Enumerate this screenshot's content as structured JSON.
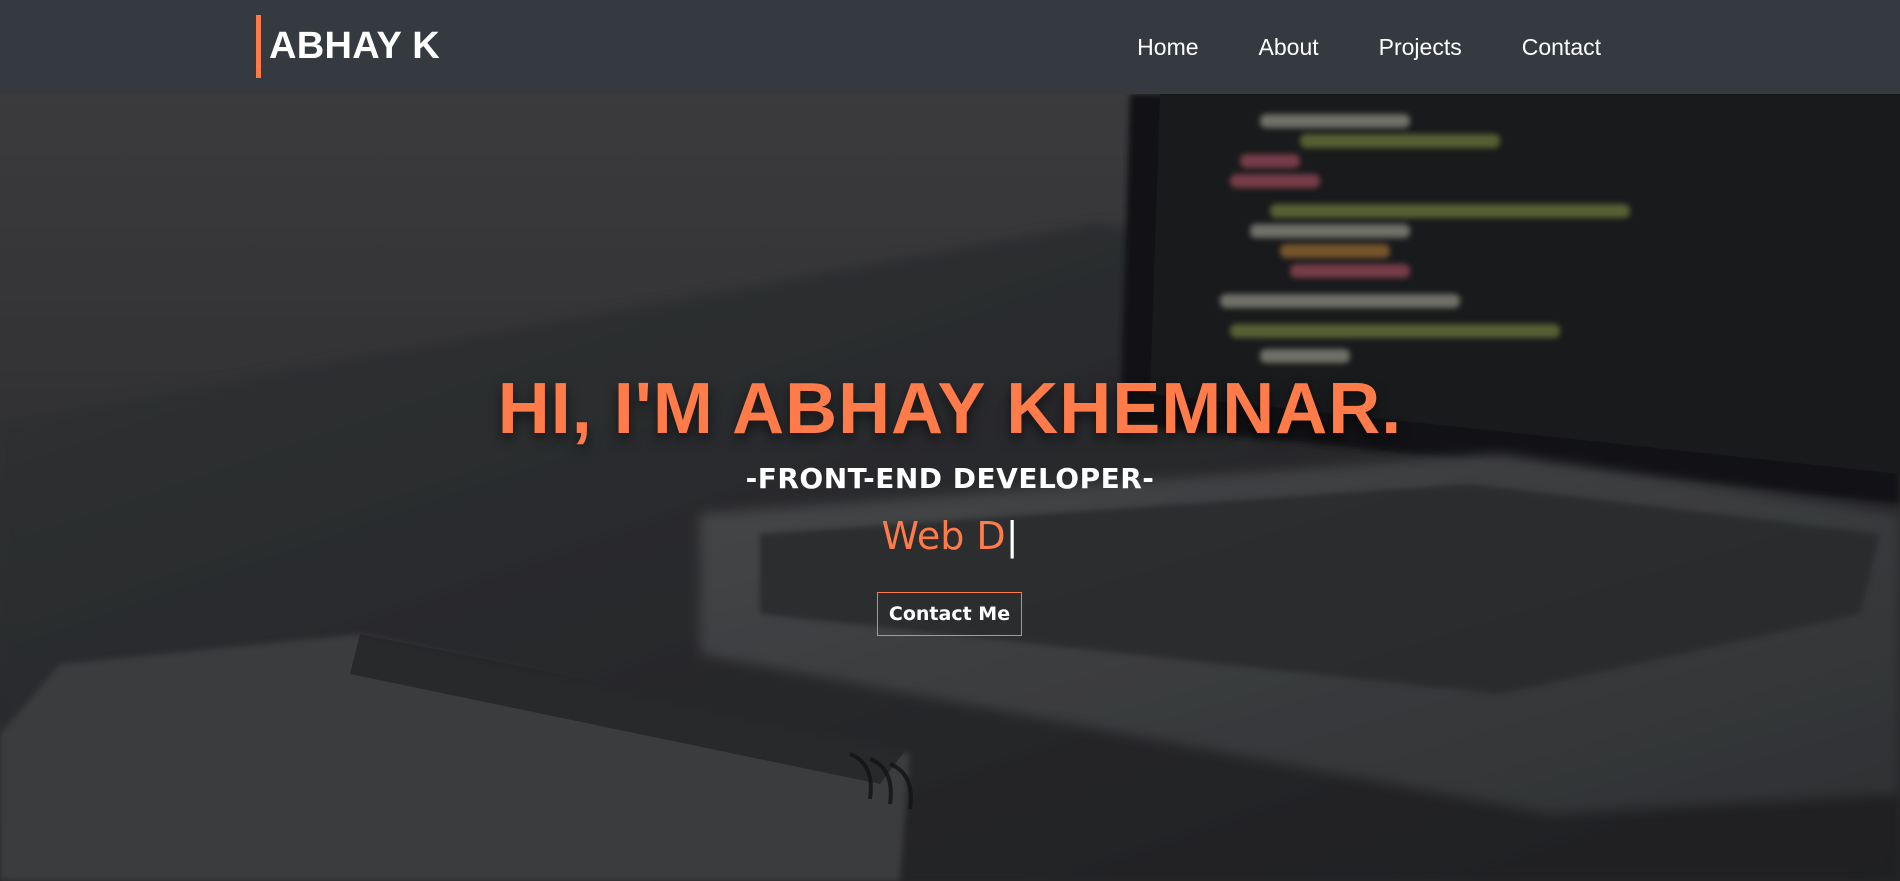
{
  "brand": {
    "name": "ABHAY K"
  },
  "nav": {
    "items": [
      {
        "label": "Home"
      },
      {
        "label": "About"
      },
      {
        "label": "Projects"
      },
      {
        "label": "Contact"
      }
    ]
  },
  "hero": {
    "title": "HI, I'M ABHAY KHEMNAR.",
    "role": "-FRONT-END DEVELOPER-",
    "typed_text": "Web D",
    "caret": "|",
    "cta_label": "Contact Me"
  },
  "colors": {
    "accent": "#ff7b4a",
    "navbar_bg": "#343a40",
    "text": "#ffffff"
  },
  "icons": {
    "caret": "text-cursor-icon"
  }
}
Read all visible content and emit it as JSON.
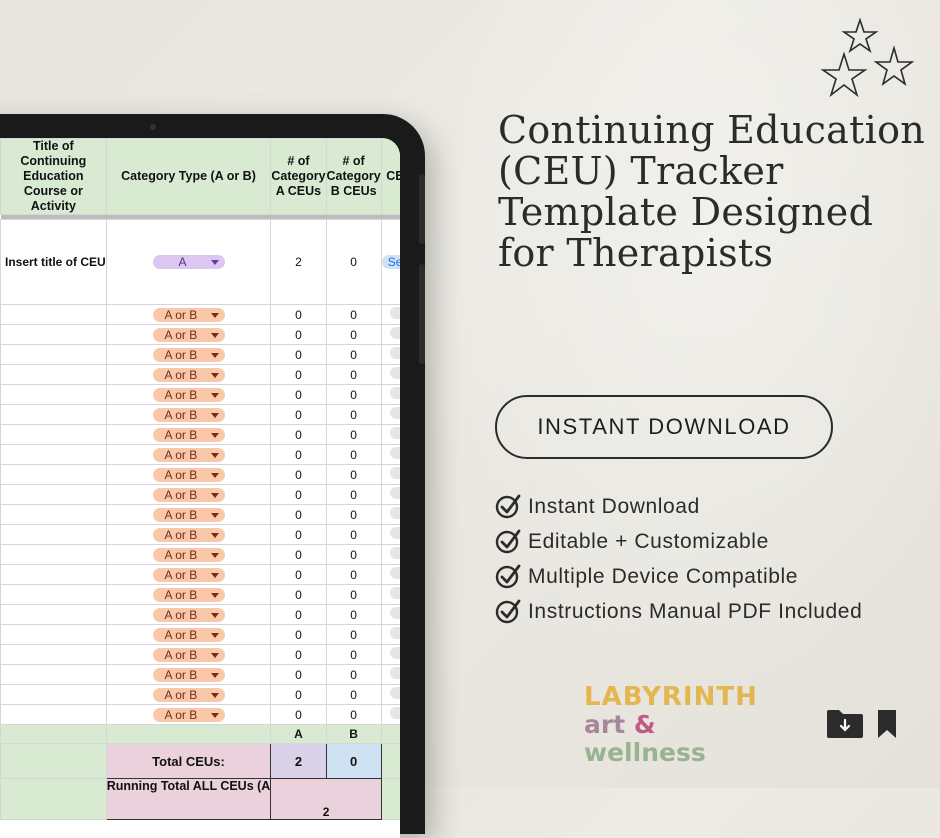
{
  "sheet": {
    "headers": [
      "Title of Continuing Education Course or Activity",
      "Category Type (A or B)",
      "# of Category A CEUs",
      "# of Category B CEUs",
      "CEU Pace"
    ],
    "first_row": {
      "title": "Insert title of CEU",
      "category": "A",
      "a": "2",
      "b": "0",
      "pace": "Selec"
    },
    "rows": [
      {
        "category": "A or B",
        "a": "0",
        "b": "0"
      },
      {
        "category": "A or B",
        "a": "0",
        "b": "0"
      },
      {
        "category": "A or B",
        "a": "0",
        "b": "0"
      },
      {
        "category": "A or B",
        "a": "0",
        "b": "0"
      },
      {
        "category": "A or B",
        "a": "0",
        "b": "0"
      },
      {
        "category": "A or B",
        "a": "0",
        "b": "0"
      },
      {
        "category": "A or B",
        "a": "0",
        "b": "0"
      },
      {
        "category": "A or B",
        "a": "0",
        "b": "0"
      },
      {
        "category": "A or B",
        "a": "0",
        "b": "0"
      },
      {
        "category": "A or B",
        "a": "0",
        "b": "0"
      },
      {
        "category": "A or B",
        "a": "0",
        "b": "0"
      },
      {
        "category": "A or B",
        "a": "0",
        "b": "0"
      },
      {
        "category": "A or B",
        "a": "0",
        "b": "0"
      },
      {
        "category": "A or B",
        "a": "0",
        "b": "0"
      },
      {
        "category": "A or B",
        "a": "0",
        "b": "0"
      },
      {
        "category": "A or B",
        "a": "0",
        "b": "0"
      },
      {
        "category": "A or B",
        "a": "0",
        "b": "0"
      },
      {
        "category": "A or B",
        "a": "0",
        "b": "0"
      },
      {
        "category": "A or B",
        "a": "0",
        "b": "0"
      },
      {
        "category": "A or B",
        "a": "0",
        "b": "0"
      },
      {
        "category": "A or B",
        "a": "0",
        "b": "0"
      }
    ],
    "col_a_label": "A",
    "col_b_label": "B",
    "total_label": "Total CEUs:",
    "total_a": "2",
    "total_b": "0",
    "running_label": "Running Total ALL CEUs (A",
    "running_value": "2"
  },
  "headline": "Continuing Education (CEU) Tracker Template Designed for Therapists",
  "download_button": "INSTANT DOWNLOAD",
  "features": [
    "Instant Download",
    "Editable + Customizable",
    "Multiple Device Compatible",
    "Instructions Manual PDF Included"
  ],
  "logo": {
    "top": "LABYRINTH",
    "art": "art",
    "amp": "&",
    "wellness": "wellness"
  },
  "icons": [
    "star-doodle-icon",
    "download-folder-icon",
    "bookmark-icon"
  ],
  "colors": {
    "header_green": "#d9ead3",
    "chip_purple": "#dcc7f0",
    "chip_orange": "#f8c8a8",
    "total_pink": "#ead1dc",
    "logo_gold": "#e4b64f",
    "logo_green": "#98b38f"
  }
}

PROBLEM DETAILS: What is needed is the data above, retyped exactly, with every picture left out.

RESPONSE AREA:
Enumerate this screenshot's content as structured JSON.
{
  "brand": {
    "name": "ABHAY K"
  },
  "nav": {
    "items": [
      {
        "label": "Home"
      },
      {
        "label": "About"
      },
      {
        "label": "Projects"
      },
      {
        "label": "Contact"
      }
    ]
  },
  "hero": {
    "title": "HI, I'M ABHAY KHEMNAR.",
    "role": "-FRONT-END DEVELOPER-",
    "typed_text": "Web D",
    "caret": "|",
    "cta_label": "Contact Me"
  },
  "colors": {
    "accent": "#ff7b4a",
    "navbar_bg": "#343a40",
    "text": "#ffffff"
  },
  "icons": {
    "caret": "text-cursor-icon"
  }
}
Read all visible content and emit it as JSON.
{
  "sheet": {
    "headers": [
      "Title of Continuing Education Course or Activity",
      "Category Type (A or B)",
      "# of Category A CEUs",
      "# of Category B CEUs",
      "CEU Pace"
    ],
    "first_row": {
      "title": "Insert title of CEU",
      "category": "A",
      "a": "2",
      "b": "0",
      "pace": "Selec"
    },
    "rows": [
      {
        "category": "A or B",
        "a": "0",
        "b": "0"
      },
      {
        "category": "A or B",
        "a": "0",
        "b": "0"
      },
      {
        "category": "A or B",
        "a": "0",
        "b": "0"
      },
      {
        "category": "A or B",
        "a": "0",
        "b": "0"
      },
      {
        "category": "A or B",
        "a": "0",
        "b": "0"
      },
      {
        "category": "A or B",
        "a": "0",
        "b": "0"
      },
      {
        "category": "A or B",
        "a": "0",
        "b": "0"
      },
      {
        "category": "A or B",
        "a": "0",
        "b": "0"
      },
      {
        "category": "A or B",
        "a": "0",
        "b": "0"
      },
      {
        "category": "A or B",
        "a": "0",
        "b": "0"
      },
      {
        "category": "A or B",
        "a": "0",
        "b": "0"
      },
      {
        "category": "A or B",
        "a": "0",
        "b": "0"
      },
      {
        "category": "A or B",
        "a": "0",
        "b": "0"
      },
      {
        "category": "A or B",
        "a": "0",
        "b": "0"
      },
      {
        "category": "A or B",
        "a": "0",
        "b": "0"
      },
      {
        "category": "A or B",
        "a": "0",
        "b": "0"
      },
      {
        "category": "A or B",
        "a": "0",
        "b": "0"
      },
      {
        "category": "A or B",
        "a": "0",
        "b": "0"
      },
      {
        "category": "A or B",
        "a": "0",
        "b": "0"
      },
      {
        "category": "A or B",
        "a": "0",
        "b": "0"
      },
      {
        "category": "A or B",
        "a": "0",
        "b": "0"
      }
    ],
    "col_a_label": "A",
    "col_b_label": "B",
    "total_label": "Total CEUs:",
    "total_a": "2",
    "total_b": "0",
    "running_label": "Running Total ALL CEUs (A",
    "running_value": "2"
  },
  "headline": "Continuing Education (CEU) Tracker Template Designed for Therapists",
  "download_button": "INSTANT DOWNLOAD",
  "features": [
    "Instant Download",
    "Editable + Customizable",
    "Multiple Device Compatible",
    "Instructions Manual PDF Included"
  ],
  "logo": {
    "top": "LABYRINTH",
    "art": "art",
    "amp": "&",
    "wellness": "wellness"
  },
  "icons": [
    "star-doodle-icon",
    "download-folder-icon",
    "bookmark-icon"
  ],
  "colors": {
    "header_green": "#d9ead3",
    "chip_purple": "#dcc7f0",
    "chip_orange": "#f8c8a8",
    "total_pink": "#ead1dc",
    "logo_gold": "#e4b64f",
    "logo_green": "#98b38f"
  }
}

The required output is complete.